|The Far Horizons|
|Directed by||Rudolph Maté|
|Written by||Winston Miller|
Edmund H. North
Della Gould Emmons (novel)
|Produced by||William H. Pine|
|Cinematography||Daniel L. Fapp|
|Edited by||Frank Bracht|
|Music by||Hans J. Salter|
|Distributed by||Paramount Pictures|
|Box office||$1.6 million (US)|

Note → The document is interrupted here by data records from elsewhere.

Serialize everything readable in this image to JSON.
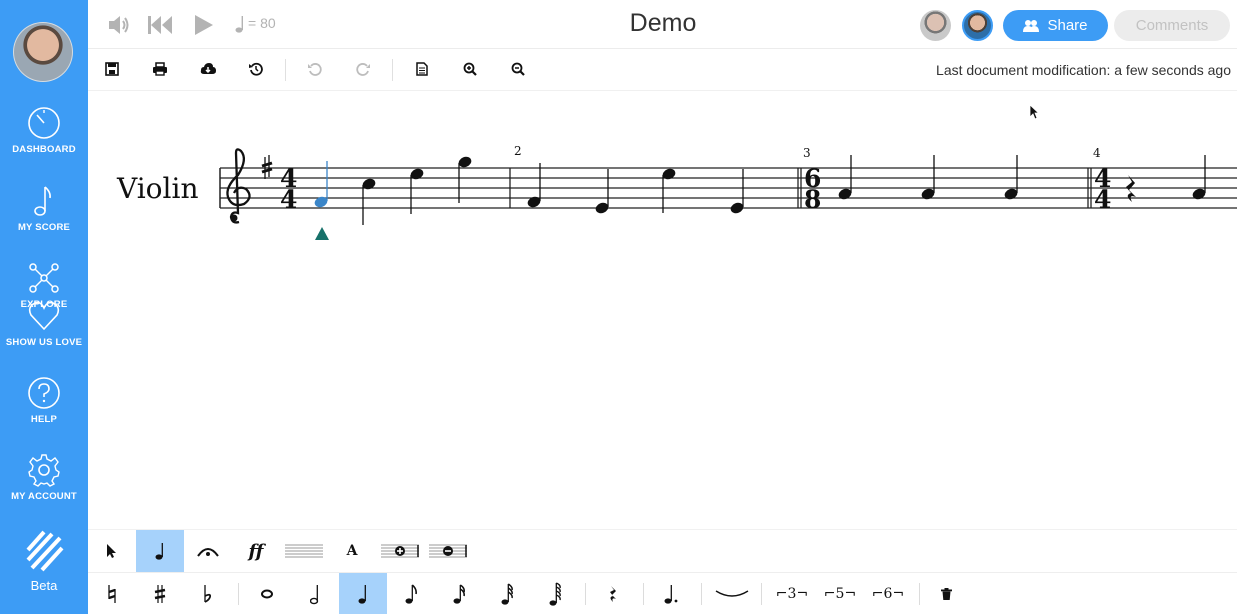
{
  "sidebar": {
    "items": [
      {
        "label": "DASHBOARD",
        "icon": "dashboard-icon"
      },
      {
        "label": "MY SCORE",
        "icon": "music-note-icon"
      },
      {
        "label": "EXPLORE",
        "icon": "network-icon"
      },
      {
        "label": "SHOW US LOVE",
        "icon": "heart-icon"
      },
      {
        "label": "HELP",
        "icon": "help-icon"
      },
      {
        "label": "MY ACCOUNT",
        "icon": "gear-icon"
      }
    ],
    "beta_label": "Beta"
  },
  "topbar": {
    "tempo_value": "80",
    "title": "Demo",
    "share_label": "Share",
    "comments_label": "Comments"
  },
  "toolbar": {
    "last_modification": "Last document modification: a few seconds ago"
  },
  "score": {
    "instrument": "Violin",
    "measure_numbers": [
      "2",
      "3",
      "4"
    ],
    "time_signatures": [
      {
        "top": "4",
        "bottom": "4"
      },
      {
        "top": "6",
        "bottom": "8"
      },
      {
        "top": "4",
        "bottom": "4"
      }
    ],
    "key_signature": "sharp",
    "selected_note_color": "#3b86c9",
    "cursor_marker_color": "#17716a"
  },
  "palette_top": {
    "active": "quarter-note",
    "text_tool_label": "A",
    "dynamics_label": "ff"
  },
  "palette_bottom": {
    "active": "quarter-note",
    "tuplets": [
      "3",
      "5",
      "6"
    ]
  },
  "colors": {
    "accent": "#3d9cf5",
    "active_tool": "#a6d2fb"
  }
}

The Far Horizons is a 1955 American Western film directed by Rudolph Maté, starring Fred MacMurray, Charlton Heston, Donna Reed and Barbara Hale. It is about the early 19th century Lewis and Clark Expedition, which was sent by President Thomas Jefferson to survey the territory that the United States has just acquired in the Louisiana Purchase from France. They are able to overcome the dangers they encounter along the way with the help of a Shoshone woman named Sacagawea. This is currently the only major American motion picture on the Lewis and Clark Expedition (although there have been television documentaries on the subject). Many details are fictional, and the minor scene where the group reaches the Pacific Ocean reflects the low budget of the film. The film was re-released in 1962 by Citation Films Inc. as Untamed West in a double feature with Jungle Attack.
An ambitious, historic attempt to explore and document an untamed American frontier unfolds in this rousing adventure drama. In 1803, Meriwether Lewis and William Clark, with President Thomas Jefferson's blessing, embarked on the government-sponsored Lewis and Clark Expedition – an attempt to discover a water route connecting St. Louis, Missouri, with the Pacific Ocean. After meeting the Shoshone woman Sacagawea in what has since become the state of North Dakota (but which was at the time unexplored territory) their trek takes them through the magnificent, danger-filled territory of the Pacific Northwest, with guidance from Sacagawea.
As appearing in screen credits (main roles identified):
The film was known during production as The Blue Horizon. It was shot in Wyoming's Jackson Hole and Grand Teton National Park.
In 2011, Time Magazine rated The Far Horizons as one of the top ten most historically misleading films, in part due to its casting of Caucasian Donna Reed as Shoshone Sacagawea, and the creation of a romantic subplot between her character and William Clark, although Sacagawea's husband, French-Canadian trader Toussaint Charbonneau, was in real life also a member of the expedition.